  1. Pre-survey communications centered on the positive organizational change and improved employee experience that could be achieved through participation.
  2. Post-survey communications focused on transparency in reporting results, how we compared against other agencies, and what we would be working on and planning for based on the results.

Throughout the survey period, I held regular meetings with our HR team to monitor engagement and receive updates on what percentage of team members had replied, along with how that rate compared to others within different functions. These participation rates helped plan our communications cadence.

As a leadership team, we also leveraged our informal networks to determine if there was a block or reticence to participate, especially for new employees. This approach also helped us discover a few surprises, such as hearing that some seasoned team members felt they hadn’t seen differences in the areas that they had scored, so FEVS wasn’t worth participating in. This information proved invaluable in crafting the content for our communications, ensuring we focused on the specific areas where people had concerns.

Focus on Accountability.

No matter the survey participation rate, the results won’t matter without leadership accountability. This is not to say the majority of leaders don’t have good intentions to leverage the FEVS results; it’s simply that there is a long – and increasing – list of things federal leaders are asked to do. To ensure action against FEVS results is a priority, leaders must be vested in the outcome. To facilitate this at my former agency, we included FEVS components in our leadership team’s performance plans.

We asked each leader to choose a FEVS component their team didn’t score well on or was a hot-button issue for their team members that they wanted to improve. Each leader then engaged with their teams on that component and worked collaboratively on an action plan. This served two purposes. First, it drove further FEVS engagement across levels by getting more people invested in the outcomes. Second, it allowed team members to understand that what they were saying in the survey mattered.

Finally, at the end of each performance cycle, each leader’s progress against their FEVS goals was evaluated as part of their review and against subsequent FEVS scores in the same component.

Listen and Learn.

The FEVS results themselves are a tremendous learning opportunity. However, leaders often learn even more when developing their action plans – particularly when they involve team members at different levels as recommended above. Here’s an example that has stuck with me.

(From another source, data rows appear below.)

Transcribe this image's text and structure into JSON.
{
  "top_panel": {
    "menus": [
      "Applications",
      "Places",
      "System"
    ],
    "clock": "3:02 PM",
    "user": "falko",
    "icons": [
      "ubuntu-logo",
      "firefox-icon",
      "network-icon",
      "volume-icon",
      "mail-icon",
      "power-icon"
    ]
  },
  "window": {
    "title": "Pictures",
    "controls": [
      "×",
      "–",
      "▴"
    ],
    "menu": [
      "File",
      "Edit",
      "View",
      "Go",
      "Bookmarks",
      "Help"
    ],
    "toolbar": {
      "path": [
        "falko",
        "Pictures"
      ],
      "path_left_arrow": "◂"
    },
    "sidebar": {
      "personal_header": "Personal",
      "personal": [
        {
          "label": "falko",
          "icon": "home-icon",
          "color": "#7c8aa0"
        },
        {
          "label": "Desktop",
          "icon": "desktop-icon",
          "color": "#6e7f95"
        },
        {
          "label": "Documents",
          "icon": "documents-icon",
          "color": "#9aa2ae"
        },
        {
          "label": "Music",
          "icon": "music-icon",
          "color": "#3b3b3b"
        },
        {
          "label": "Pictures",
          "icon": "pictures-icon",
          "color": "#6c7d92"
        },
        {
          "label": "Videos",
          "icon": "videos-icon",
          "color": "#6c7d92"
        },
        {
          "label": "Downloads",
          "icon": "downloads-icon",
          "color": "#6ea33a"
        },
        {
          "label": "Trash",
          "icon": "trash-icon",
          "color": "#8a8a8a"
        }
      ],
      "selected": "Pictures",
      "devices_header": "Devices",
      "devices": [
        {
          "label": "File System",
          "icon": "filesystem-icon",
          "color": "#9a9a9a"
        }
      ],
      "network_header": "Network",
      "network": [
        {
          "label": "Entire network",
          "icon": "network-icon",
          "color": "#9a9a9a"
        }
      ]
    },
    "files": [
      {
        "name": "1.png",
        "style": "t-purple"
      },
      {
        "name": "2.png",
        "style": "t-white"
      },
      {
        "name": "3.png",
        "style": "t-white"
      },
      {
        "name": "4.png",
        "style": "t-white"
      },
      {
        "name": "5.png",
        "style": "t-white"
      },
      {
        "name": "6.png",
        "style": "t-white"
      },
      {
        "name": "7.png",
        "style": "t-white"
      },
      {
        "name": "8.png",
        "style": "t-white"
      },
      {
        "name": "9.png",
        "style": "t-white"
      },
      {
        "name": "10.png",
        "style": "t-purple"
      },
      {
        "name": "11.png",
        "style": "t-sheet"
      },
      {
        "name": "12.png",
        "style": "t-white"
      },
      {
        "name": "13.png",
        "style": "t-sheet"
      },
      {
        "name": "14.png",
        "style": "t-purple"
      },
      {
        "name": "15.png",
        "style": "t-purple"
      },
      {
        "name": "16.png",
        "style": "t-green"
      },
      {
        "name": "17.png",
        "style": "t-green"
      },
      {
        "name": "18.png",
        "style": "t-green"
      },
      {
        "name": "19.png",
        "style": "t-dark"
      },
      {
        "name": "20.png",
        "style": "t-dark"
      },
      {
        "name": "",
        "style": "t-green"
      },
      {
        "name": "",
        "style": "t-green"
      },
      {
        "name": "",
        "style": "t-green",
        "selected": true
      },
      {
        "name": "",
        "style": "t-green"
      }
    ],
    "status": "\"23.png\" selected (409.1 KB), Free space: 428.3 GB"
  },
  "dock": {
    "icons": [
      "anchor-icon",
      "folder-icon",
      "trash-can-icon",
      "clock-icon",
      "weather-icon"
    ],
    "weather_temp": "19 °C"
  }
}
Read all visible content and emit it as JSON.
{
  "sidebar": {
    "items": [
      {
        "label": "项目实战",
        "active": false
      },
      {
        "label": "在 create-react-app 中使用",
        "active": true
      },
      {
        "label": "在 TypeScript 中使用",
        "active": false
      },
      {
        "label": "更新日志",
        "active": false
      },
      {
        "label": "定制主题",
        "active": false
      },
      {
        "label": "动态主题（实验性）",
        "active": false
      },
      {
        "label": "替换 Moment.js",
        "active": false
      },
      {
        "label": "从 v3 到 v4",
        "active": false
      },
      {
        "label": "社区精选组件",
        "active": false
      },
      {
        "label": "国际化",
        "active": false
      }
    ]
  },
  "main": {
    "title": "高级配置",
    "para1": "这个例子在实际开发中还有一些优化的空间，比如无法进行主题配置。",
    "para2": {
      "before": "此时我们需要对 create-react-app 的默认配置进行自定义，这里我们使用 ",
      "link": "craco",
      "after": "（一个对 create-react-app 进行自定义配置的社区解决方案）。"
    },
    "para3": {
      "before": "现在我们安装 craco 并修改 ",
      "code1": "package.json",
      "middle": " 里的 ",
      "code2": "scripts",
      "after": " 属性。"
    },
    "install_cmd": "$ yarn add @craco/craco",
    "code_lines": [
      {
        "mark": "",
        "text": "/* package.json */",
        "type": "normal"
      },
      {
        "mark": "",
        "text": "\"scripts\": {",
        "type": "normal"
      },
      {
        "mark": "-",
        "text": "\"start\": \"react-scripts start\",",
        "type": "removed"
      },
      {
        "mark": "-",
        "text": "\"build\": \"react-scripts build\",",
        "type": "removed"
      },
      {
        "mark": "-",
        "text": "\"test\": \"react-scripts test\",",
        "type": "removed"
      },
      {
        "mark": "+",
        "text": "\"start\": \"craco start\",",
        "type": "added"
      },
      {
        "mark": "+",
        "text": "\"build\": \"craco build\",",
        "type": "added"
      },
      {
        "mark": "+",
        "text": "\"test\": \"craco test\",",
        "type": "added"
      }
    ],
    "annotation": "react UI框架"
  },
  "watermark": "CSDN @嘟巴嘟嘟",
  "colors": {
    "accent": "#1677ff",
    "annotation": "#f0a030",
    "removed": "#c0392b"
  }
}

One leader’s FEVS scores didn’t suggest issues with leadership opportunities. However, upon digging into the results with team members, it became apparent that a certain type of leadership opportunity was missing. Historically, leadership opportunities were structured around preparing people for management. What this leader discovered was that there were team members who didn’t want to go into management but still desired leadership, particularly in technical areas and project management. The discussion was akin to a lightbulb coming on – we simply hadn’t considered leadership opportunities in that way before.

As a result of this feedback, we not only implemented technical leadership programs and improved employee experience in an area we had previously been blind to, but we demonstrated to team members why their participation in FEVS mattered.

Lastly, it’s also critical to seek out and listen to your peers from other divisions or agencies. Breaking down silos and asking leaders how they have improved engagement or actioned against scores is a great way to avoid reinventing the wheel.

Parting Thoughts

My final piece of advice is to remember that FEVS scores aren’t an indictment. They’re a snapshot of performance and employee satisfaction at a given time. That means they’re not permanent and with the right plan can be improved upon, driving better employee experience, better customer experience, and more value for the American people.

If you have questions about FEVS in general or want to discuss how to action against specific findings, our team of cross-functional experts is ready to help. Reach out anytime – we would love to chat.